This cerebral, conscientious approach to acting has stayed with him ever since. Before The Little Dog Laughed, he set up a meeting with a New York rent boy to "demystify" his part and spent months getting to know Viserys – "You almost rewrite the books," – for Game of Thrones. When he didn't feel that he understood his part in The Sea (opposite Eileen Atkins at the Theatre Royal Haymarket), he tensed up and promptly lost his voice.
Following in the footsteps of Eddie Redmayne and Tom Hiddleston, Lloyd began his career at Eton. He "squeezed the opportunities dry" there and was soon spotted by a BBC scout during a play rehearsal. By the time he left, he already had an agent (via a failed Harry Potter audition) and was well on his way. "I was waiting for someone to tell me: 'OK, enough of that, now get yourself a real job.' But no one ever told me to stop. So I didn't."

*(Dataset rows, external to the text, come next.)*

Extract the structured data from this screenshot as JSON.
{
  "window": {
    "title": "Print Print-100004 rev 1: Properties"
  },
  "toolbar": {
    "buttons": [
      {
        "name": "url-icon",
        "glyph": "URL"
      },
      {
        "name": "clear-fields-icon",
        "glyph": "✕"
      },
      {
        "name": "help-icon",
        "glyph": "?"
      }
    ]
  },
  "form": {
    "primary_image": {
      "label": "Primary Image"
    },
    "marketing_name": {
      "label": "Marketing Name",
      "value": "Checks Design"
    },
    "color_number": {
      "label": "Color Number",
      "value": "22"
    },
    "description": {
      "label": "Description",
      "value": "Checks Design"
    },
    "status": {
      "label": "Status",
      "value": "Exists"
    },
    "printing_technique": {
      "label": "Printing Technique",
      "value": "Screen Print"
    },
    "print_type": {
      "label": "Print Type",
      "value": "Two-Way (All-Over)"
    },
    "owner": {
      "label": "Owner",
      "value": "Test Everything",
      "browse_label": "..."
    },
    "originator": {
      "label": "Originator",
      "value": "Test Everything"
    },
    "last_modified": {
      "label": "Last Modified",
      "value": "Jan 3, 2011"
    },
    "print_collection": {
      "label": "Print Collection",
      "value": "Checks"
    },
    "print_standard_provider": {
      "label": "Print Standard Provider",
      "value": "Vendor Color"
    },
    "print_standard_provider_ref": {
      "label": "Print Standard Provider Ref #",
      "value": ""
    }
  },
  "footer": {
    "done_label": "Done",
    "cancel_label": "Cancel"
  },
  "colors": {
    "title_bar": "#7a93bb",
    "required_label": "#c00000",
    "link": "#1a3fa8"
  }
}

He chose to study English at Oxford over drama school, thinking: "If I don't use this bit of my brain, it'll shrivel up and die." He still spent most of his time at Christ Church acting in plays, including a Much Ado About Nothing opposite fellow rising star Felicity Jones, living in Cowley ("The posh boy trying to get real...") and writing his thesis – on Dickens, naturally.
The family link is on his mother's side. "It's great. If you're going to be related to someone it might as well be Dickens," he grins. "Really the best thing about it is that I know a lot more of my cousins than I might otherwise. But I'm very proud of it and I do quite enjoy how people congratulate you for it, even though you've done nothing to deserve it. It's like I was born with an extra finger – it's just one of the things that I came with."
These days, he lives in east London, the grimy heart of Dickens' city. "Sometimes you're wandering late at night and you can see it and feel it and hear it. This was a man who would spend two, three hours a day walking the streets of London, listening to people he had no business to be in touch with, just picking it up. Not a lot has changed – all the different jargon and patois, and ways of clothing and jewellery. I think he'd have loved it."
He wasn't always so at home with his literary heritage, paranoid as a teenager that he'd only won his first part thanks to a ghostly family tie.
"I was in massive denial. I didn't want to be stuck in Dickens period dramas because then I would never know if I was any good. It's only now that I've got out of my breeches and played rent boys and Italian immigrants and kings of wherever that I can think: 'Oh, OK, I'm doing alright at it. It's not all nepotism.' Now I can enjoy it."
'Game of Thrones' starts on Monday at 9pm on Sky Atlantic
TV reviewGrace Dent: Jimmy McGovern's new drama sheds light on sex slavery in the colonies
Arts & Ents blogs
Fifty Shades of Grey banned by Indian censors despite sex scenes being edited out
The 9 rules every Wile E. Coyote and Road Runner cartoon had to follow are wonderfully pedantic
India's Daughter: BBC Four documentary provokes outrage on Twitter
Fifty Shades of Grey movie shows first sex scene 'after 40 minutes'
Banished, TV review: McGovern magic goes missing in a contrived and soppy period piece
Durham Free School: 'Creationism taught at' free school facing closure
Nearly 100,000 of Britain's poorest children go hungry after parents' benefits are cut
End of the licence fee: BBC to back radical overhaul of how it is funded
Nigel Farage promises Ukip will not 'stigmatise' would-be migrants – and says he wants 'everyone to speak the same language'
Ex-head of MI6: 'We shouldn't kid ourselves that Russia is on a path to democracy'
Most people think legal tax avoidance is just as wrong as illegal tax evasion, poll suggests